Preserving Authenticity: Google’s Invisible Watermarks in AI Artwork

Google has introduced a groundbreaking solution to address the authenticity of AI-generated images. Google DeepMind, the company’s subsidiary, has unveiled a new tool called SynthID, an innovative AI image detection tool capable of identifying manipulated images and subtly embedding imperceptible watermarks into AI-generated visuals.

Reading Time: 2 minutes

invisible watermark

Illustration: Lenka T.

The rise of artificial intelligence has affected image creation as well. Oftentimes we find ourselves in doubt whether an image is genuine or AI-generated. 

 Surely, there are various telltale signs that indicate an image was created by AI. Sometimes, creators openly acknowledge the use of AI in the description. In other instances, anomalies such as missing details, an extra finger, or unnaturally smooth backgrounds give away involvement of AI. 

Nonetheless, there is a category of synthetically generated images that seamlessly blend with reality. The images are rendered so well that they are virtually indistinguishable from genuine ones. To tackle this challenge, various AI detection tools have emerged. Their primary function is to determine the degree of AI’s contribution to an image’s inception. 

In line with these AI detection tools, Google DeepMind, the AI arm of the tech giant, introduced SynthID, a dual-purpose technology. This tool possesses the capability to not only recognize AI-generated images with remarkable accuracy but also to watermark them. 

How is SynthID different? 

What sets SynthID apart is its unwavering commitment to maintaining image quality. Using two deep learning models—one for watermarking and another for identification—both models have undergone comprehensive training using a diverse array of images.  

Speaking of watermarking, it is a long-established technique used by photographers and online media companies to safeguard their visual content from copyright infringement. However, unlike traditional, SynthID’s watermarks are exceptionally granular and embedded within the image’s pixels. 

To the naked eye, the watermarks remain invisible, yet SynthID can detect them effortlessly.

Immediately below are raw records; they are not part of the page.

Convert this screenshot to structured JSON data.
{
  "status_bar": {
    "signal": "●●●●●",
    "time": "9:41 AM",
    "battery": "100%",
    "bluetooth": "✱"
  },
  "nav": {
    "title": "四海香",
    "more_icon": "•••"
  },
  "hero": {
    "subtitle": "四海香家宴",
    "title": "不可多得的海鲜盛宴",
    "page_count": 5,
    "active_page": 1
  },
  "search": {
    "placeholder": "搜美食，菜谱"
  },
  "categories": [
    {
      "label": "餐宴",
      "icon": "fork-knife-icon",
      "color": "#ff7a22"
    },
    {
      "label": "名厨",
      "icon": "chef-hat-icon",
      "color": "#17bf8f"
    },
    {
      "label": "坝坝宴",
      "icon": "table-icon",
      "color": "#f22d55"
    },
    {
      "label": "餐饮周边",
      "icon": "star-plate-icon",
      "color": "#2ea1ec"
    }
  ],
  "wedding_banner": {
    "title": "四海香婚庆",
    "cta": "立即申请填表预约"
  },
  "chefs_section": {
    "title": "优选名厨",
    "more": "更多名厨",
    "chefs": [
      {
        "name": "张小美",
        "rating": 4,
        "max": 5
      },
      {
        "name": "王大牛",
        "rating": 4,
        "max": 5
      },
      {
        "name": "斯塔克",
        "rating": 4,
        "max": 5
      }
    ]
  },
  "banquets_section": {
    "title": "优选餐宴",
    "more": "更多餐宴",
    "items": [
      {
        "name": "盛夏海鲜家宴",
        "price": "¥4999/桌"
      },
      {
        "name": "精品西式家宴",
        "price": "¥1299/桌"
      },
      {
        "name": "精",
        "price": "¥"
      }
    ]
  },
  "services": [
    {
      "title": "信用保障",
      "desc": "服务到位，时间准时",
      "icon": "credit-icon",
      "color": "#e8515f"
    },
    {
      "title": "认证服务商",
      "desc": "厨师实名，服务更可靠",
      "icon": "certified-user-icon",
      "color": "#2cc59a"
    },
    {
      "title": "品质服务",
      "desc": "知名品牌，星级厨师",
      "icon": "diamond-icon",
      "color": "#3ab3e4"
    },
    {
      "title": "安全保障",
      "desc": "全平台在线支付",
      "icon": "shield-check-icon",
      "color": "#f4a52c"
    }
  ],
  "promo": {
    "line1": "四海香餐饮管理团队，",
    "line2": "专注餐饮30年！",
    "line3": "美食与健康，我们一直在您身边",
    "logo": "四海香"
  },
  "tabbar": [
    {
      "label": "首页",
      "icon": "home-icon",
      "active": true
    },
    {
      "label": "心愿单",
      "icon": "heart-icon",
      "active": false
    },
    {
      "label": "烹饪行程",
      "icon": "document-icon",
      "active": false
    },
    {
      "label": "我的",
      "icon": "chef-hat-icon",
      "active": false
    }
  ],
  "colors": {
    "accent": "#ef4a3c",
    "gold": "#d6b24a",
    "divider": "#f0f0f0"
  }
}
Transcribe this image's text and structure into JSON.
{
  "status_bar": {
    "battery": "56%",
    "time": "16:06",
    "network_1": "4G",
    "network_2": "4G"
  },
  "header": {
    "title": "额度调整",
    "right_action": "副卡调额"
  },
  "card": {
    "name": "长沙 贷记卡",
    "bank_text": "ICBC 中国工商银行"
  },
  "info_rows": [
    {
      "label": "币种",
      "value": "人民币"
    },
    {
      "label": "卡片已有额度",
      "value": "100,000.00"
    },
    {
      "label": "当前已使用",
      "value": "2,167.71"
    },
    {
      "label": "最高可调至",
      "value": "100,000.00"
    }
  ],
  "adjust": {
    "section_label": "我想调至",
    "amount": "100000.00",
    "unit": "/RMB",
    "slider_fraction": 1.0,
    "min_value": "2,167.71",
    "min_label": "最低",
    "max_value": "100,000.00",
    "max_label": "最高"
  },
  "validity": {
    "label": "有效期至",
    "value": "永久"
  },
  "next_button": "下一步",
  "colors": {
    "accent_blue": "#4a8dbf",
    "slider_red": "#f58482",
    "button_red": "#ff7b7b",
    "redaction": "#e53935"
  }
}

Even post-processing measures like adding filters, altering color composition, or employing lossy compression do not diminish their effectiveness. 

At present, SynthID is available exclusively in beta form to Vertex AI customers, specifically those who use Imagen, Google’s text-to-image AI generator. Vertex AI, Google’s unified AI platform, encompasses all of the company’s cloud services within a single ecosystem. 

Not completely fool-proof 

Google DeepMind emphasizes the importance of identifying AI-generated content to combat the proliferation of misinformation. Though SynthID is not infallible against extreme image manipulations, it does empower individuals and organizations to engage responsibly with AI-generated content. 

The blog post does not explicitly mention whether SynthID, as a standalone tool, can identify AI-generated images lacking its digital watermark. However, it can successfully identify AI-generated images created using Imagen if the creator has incorporated the digital watermark. 

Looking ahead, Google DeepMind has ambitious plans to expand this technology’s application to detect AI-generated text, audio, and video content. 

With Google Images hosting over 136 billion images and the growing threat of deep fakes and their creation tools, it’s evident that Google is committed to enhancing image authenticity. Earlier this year, Google introduced the ‘About this image’ feature. It providing users with additional information about images, including their initial indexing date and the source website. This initiative aims to help users trace the original source of images, particularly in the fight against photorealistic AI-generated visuals. 

In a world filled with deep fakes, like the images of Pope Francis in an oversized Balenciaga jacket or Elon Musk kissing a robot, both deceptively realistic but entirely fictional, Google’s deployment of SynthID and similar technologies holds the promise of effectively distinguishing genuine from fabricated content. 

"Ever tried. Ever failed. Never mind. Try again. Fail better."